There are a lot of trees, so this is mostly a shady walk. A gurgling creek is crossed by a wooden bridge.
At the far reaches of the trail, where this used to be a farm, an old fence goes off up the hill. This fence was here in 1906 when the fault snapped and caused the huge 7.8 San Francisco quake. The fence was split in two. One section sits 16 feet away from the other one at the fault line.
You can stand on the fault, straddle it, jump up and down on it if you want. Wheelchair users will have to watch about 10 feet away, though, because there are a half dozen stair steps up to it. The fault is marked by blue posts situated every few feet along the line.
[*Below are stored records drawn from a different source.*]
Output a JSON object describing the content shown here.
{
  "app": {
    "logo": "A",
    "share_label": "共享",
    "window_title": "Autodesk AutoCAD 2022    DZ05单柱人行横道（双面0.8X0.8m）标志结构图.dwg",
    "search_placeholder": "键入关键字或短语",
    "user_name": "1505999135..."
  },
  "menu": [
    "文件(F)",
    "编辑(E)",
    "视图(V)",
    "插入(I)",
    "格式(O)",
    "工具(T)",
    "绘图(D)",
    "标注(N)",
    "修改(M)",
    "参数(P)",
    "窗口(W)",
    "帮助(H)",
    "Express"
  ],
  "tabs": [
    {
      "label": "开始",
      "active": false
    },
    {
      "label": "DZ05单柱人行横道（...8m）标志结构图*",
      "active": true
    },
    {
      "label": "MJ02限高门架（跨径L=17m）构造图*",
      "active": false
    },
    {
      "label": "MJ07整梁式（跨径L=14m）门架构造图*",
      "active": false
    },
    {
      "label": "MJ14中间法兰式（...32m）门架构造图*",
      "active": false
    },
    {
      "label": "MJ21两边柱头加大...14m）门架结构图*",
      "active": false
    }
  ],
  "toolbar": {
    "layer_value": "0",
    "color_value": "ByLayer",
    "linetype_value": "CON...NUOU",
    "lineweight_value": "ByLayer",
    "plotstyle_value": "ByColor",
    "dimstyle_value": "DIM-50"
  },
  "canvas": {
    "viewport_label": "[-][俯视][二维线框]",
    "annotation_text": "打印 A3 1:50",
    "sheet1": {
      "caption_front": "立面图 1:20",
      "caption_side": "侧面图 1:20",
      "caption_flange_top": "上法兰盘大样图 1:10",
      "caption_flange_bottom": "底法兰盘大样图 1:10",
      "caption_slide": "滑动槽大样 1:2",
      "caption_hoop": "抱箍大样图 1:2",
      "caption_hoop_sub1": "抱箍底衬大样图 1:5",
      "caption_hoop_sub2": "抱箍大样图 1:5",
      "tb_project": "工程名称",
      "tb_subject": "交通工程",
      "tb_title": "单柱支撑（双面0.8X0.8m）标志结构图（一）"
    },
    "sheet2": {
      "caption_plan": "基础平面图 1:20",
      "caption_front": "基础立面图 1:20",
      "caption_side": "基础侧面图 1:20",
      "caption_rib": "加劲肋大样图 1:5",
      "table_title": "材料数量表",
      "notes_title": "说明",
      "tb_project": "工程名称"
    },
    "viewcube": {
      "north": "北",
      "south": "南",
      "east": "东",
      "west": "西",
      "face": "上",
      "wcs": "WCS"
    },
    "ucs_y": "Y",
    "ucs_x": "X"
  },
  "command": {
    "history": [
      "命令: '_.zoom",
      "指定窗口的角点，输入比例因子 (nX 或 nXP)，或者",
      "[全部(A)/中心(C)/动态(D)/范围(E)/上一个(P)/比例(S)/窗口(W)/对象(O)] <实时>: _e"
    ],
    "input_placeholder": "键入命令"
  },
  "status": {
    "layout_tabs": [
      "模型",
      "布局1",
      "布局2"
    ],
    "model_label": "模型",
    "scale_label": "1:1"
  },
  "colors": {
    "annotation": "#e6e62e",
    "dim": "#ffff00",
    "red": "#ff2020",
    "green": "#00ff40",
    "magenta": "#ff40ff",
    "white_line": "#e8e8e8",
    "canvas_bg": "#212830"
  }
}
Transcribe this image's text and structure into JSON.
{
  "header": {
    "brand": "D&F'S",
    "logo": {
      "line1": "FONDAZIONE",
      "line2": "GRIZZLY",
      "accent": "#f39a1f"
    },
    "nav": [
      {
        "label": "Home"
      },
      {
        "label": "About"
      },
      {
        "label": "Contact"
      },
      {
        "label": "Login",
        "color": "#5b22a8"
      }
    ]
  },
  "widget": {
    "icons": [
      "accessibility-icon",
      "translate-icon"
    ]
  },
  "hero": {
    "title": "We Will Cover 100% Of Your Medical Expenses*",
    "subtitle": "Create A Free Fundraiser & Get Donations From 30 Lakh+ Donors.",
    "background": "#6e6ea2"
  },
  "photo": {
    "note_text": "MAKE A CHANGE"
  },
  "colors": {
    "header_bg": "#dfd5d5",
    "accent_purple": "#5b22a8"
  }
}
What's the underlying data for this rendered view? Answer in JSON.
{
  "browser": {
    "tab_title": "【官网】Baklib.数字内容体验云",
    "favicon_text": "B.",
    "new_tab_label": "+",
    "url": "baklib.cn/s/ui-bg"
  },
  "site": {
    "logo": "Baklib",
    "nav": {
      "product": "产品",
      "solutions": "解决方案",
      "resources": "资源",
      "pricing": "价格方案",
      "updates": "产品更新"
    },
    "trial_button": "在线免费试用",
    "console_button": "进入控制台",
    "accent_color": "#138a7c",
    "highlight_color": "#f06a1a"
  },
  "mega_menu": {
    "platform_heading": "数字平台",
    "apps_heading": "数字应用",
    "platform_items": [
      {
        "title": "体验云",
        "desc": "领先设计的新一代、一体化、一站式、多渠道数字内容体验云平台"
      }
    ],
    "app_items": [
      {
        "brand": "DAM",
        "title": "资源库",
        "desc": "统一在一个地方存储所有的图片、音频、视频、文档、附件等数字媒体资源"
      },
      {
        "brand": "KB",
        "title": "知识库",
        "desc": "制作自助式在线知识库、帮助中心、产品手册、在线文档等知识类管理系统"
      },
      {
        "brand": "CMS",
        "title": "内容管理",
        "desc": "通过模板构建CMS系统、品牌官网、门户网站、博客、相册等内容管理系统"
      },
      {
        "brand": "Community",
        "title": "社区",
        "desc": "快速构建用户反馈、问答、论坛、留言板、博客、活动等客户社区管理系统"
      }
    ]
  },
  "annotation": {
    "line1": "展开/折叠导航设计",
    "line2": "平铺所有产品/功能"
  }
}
Stay on the trail because there is a lot of poison oak here. Other than that, is a nice, easy, shady stroll through some oak forest and a few meadows.
Next, we're going to take a drive to the south end of the peninsula that is Point Reyes. Just past our hotel, we take the left turn going south. After a few bumpy miles on the main road, it's nice that this road has been freshly paved and is smooth for the rest of the way.
We drive for about 20 miles past beaches, historic cattle ranches, dairies, and a lot of open grassland.
At the end of the road, we reach the parking lot for the Point Reyes Lighthouse. The lighthouse, itself, and the visitor's center is closed on this Thursday but we can still walk out to it and enjoy the view.
If it was open, vehicles with handicapped plates or placards can drive up to the visitor's center and take advantage of the parking up there.
For us, it's a fairly simple half mile walk each way up the paved access road.
It is on a very high ridge and some of the looks down to the bottom of the cliffs can inspire a quick breath or two. It also is a great way to see the miles of empty beaches and unspoiled land stretching to the horizon.
At the end, where the visitor's center and restrooms are, there is a paved sidewalk taking you around the point to a paved platform where you can view the lighthouse and crashing waves far below.
When the visitor's center is open, able bodied people can descend the 300+ stairs to the lighthouse to get a close-up look. Otherwise, you'll just be able to get to this viewing platform...which also has an accessible picnic table if you didn't have lunch at the Earthquake Trail...but it's a grand place to take in some spectacular views of the northern California coastline.
On the way back, we take a few moments to look at the gray whale skull that has been placed next to the trail.
We're going to go back to the van and continue on but we'll leave it here for now and pick up the rest of it in our next dispatch.
Copyright 2021 - All Rights Reserved